[INSTRUCTIONS TO FOLLOW] The reply should hold every line of the data below, unchanged, and none of the pictures.

[DATA RECORDS]
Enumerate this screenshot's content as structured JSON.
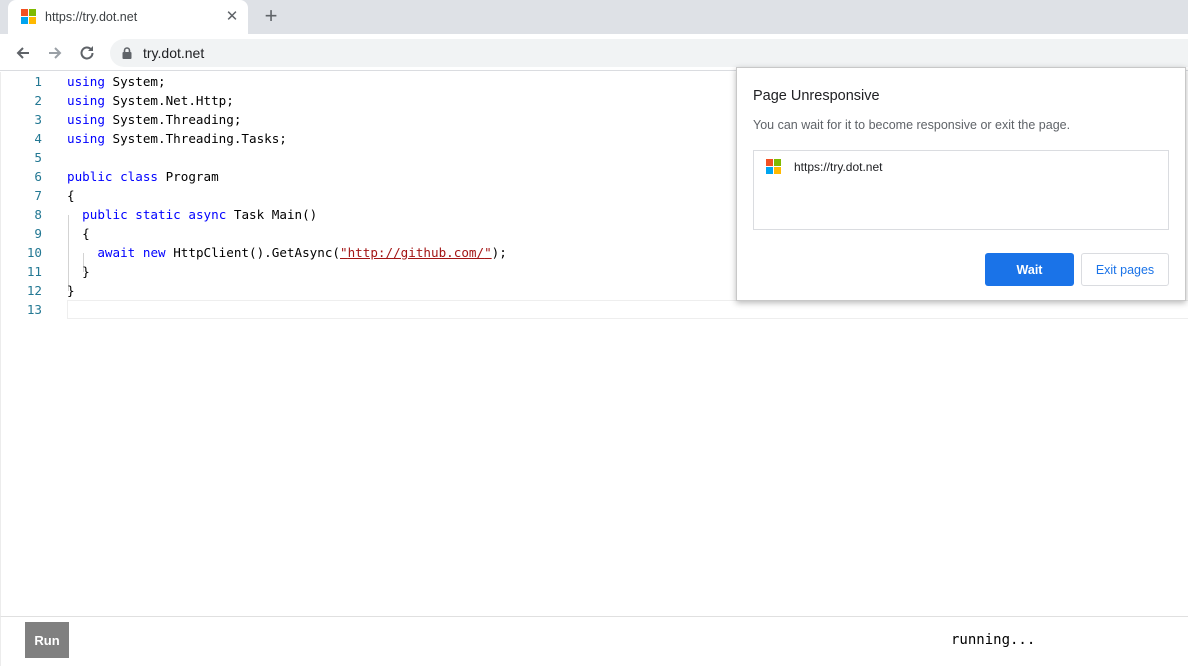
{
  "browser": {
    "tab": {
      "title": "https://try.dot.net",
      "favicon": "microsoft-logo",
      "close_icon": "close-icon"
    },
    "new_tab_icon": "plus-icon",
    "nav": {
      "back_icon": "back-arrow-icon",
      "forward_icon": "forward-arrow-icon",
      "reload_icon": "reload-icon"
    },
    "address": {
      "url": "try.dot.net",
      "lock_icon": "lock-icon"
    }
  },
  "editor": {
    "line_numbers": [
      "1",
      "2",
      "3",
      "4",
      "5",
      "6",
      "7",
      "8",
      "9",
      "10",
      "11",
      "12",
      "13"
    ],
    "lines": [
      [
        {
          "t": "using",
          "k": "kw"
        },
        {
          "t": " System;"
        }
      ],
      [
        {
          "t": "using",
          "k": "kw"
        },
        {
          "t": " System.Net.Http;"
        }
      ],
      [
        {
          "t": "using",
          "k": "kw"
        },
        {
          "t": " System.Threading;"
        }
      ],
      [
        {
          "t": "using",
          "k": "kw"
        },
        {
          "t": " System.Threading.Tasks;"
        }
      ],
      [],
      [
        {
          "t": "public",
          "k": "kw"
        },
        {
          "t": " "
        },
        {
          "t": "class",
          "k": "kw"
        },
        {
          "t": " Program"
        }
      ],
      [
        {
          "t": "{"
        }
      ],
      [
        {
          "t": "  "
        },
        {
          "t": "public",
          "k": "kw"
        },
        {
          "t": " "
        },
        {
          "t": "static",
          "k": "kw"
        },
        {
          "t": " "
        },
        {
          "t": "async",
          "k": "kw"
        },
        {
          "t": " Task Main()"
        }
      ],
      [
        {
          "t": "  {"
        }
      ],
      [
        {
          "t": "    "
        },
        {
          "t": "await",
          "k": "kw"
        },
        {
          "t": " "
        },
        {
          "t": "new",
          "k": "kw"
        },
        {
          "t": " HttpClient().GetAsync("
        },
        {
          "t": "\"",
          "k": "str"
        },
        {
          "t": "http://github.com/",
          "k": "str"
        },
        {
          "t": "\"",
          "k": "str"
        },
        {
          "t": ");"
        }
      ],
      [
        {
          "t": "  }"
        }
      ],
      [
        {
          "t": "}"
        }
      ],
      []
    ],
    "colors": {
      "keyword": "#0000ff",
      "string": "#a31515",
      "line_number": "#237893"
    }
  },
  "footer": {
    "run_label": "Run",
    "status": "running..."
  },
  "dialog": {
    "title": "Page Unresponsive",
    "message": "You can wait for it to become responsive or exit the page.",
    "pages": [
      {
        "url": "https://try.dot.net",
        "favicon": "microsoft-logo"
      }
    ],
    "wait_label": "Wait",
    "exit_label": "Exit pages",
    "accent": "#1a73e8"
  }
}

[ANSWER TO THIS PROBLEM]
Enumerate this screenshot's content as structured JSON.
{
  "browser": {
    "tab": {
      "title": "https://try.dot.net",
      "favicon": "microsoft-logo",
      "close_icon": "close-icon"
    },
    "new_tab_icon": "plus-icon",
    "nav": {
      "back_icon": "back-arrow-icon",
      "forward_icon": "forward-arrow-icon",
      "reload_icon": "reload-icon"
    },
    "address": {
      "url": "try.dot.net",
      "lock_icon": "lock-icon"
    }
  },
  "editor": {
    "line_numbers": [
      "1",
      "2",
      "3",
      "4",
      "5",
      "6",
      "7",
      "8",
      "9",
      "10",
      "11",
      "12",
      "13"
    ],
    "lines": [
      [
        {
          "t": "using",
          "k": "kw"
        },
        {
          "t": " System;"
        }
      ],
      [
        {
          "t": "using",
          "k": "kw"
        },
        {
          "t": " System.Net.Http;"
        }
      ],
      [
        {
          "t": "using",
          "k": "kw"
        },
        {
          "t": " System.Threading;"
        }
      ],
      [
        {
          "t": "using",
          "k": "kw"
        },
        {
          "t": " System.Threading.Tasks;"
        }
      ],
      [],
      [
        {
          "t": "public",
          "k": "kw"
        },
        {
          "t": " "
        },
        {
          "t": "class",
          "k": "kw"
        },
        {
          "t": " Program"
        }
      ],
      [
        {
          "t": "{"
        }
      ],
      [
        {
          "t": "  "
        },
        {
          "t": "public",
          "k": "kw"
        },
        {
          "t": " "
        },
        {
          "t": "static",
          "k": "kw"
        },
        {
          "t": " "
        },
        {
          "t": "async",
          "k": "kw"
        },
        {
          "t": " Task Main()"
        }
      ],
      [
        {
          "t": "  {"
        }
      ],
      [
        {
          "t": "    "
        },
        {
          "t": "await",
          "k": "kw"
        },
        {
          "t": " "
        },
        {
          "t": "new",
          "k": "kw"
        },
        {
          "t": " HttpClient().GetAsync("
        },
        {
          "t": "\"",
          "k": "str"
        },
        {
          "t": "http://github.com/",
          "k": "str"
        },
        {
          "t": "\"",
          "k": "str"
        },
        {
          "t": ");"
        }
      ],
      [
        {
          "t": "  }"
        }
      ],
      [
        {
          "t": "}"
        }
      ],
      []
    ],
    "colors": {
      "keyword": "#0000ff",
      "string": "#a31515",
      "line_number": "#237893"
    }
  },
  "footer": {
    "run_label": "Run",
    "status": "running..."
  },
  "dialog": {
    "title": "Page Unresponsive",
    "message": "You can wait for it to become responsive or exit the page.",
    "pages": [
      {
        "url": "https://try.dot.net",
        "favicon": "microsoft-logo"
      }
    ],
    "wait_label": "Wait",
    "exit_label": "Exit pages",
    "accent": "#1a73e8"
  }
}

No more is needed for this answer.